The operative word in the above premise is "can." The understandings that students develop from any encounter with mathematics depend not only on the context, but also on the students' prior experience and skills, their ways of thinking, their engagement with the task, the environment in which they explore the task—including the teacher, the students, and the tools—the kinds of interactions that occur in that environment, and the system of internal and external incentives that might be associated with the activity.
Teaching and learning are complex activities that depend upon evolving and rarely articulated interrelationships among teachers, students, materials, and ideas.
There are many good sources of compelling problems from within mathematics, and a broad mathematics education will include experience with problems from contexts both within and outside mathematics.
The inclusion of tasks in this volume is intended to highlight particularly compelling problems whose context lies outside of mathematics, not to suggest a curriculum.

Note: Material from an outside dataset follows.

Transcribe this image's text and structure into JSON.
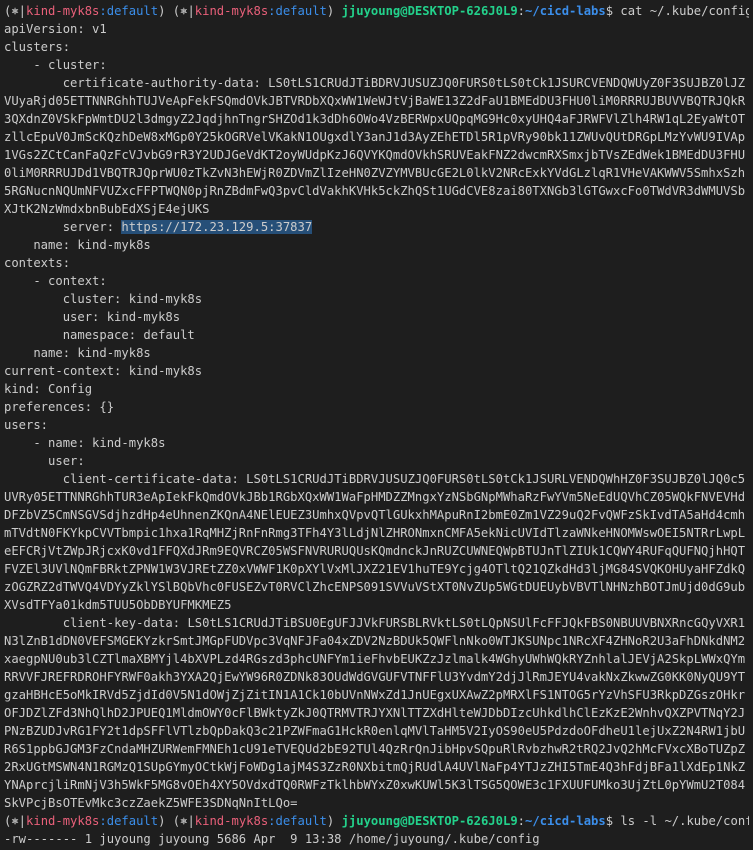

Mathematical problems also can serve as sources of meaning and understanding if the problems stimulate students' thinking.
Of course, a mathematical task that is meaningful to a student will provide more motivation than a task that does not make sense.
Science, technology and innovation must drive our pursuit of more equitable and sustainable development.
No longer just the language of science, mathematics now contributes in direct and fundamental ways to business, finance, health, and defense. To participate fully in the world of the future, America must tap the power of mathematics. The tasks in this report illuminate some of the possibilities provided by the workplace and everyday life.
The power of using workplace and everyday problems to teach mathematics lies not so much in motivation, however, for no con- text by itself will motivate all students.
The real power is in connecting to students' thinking.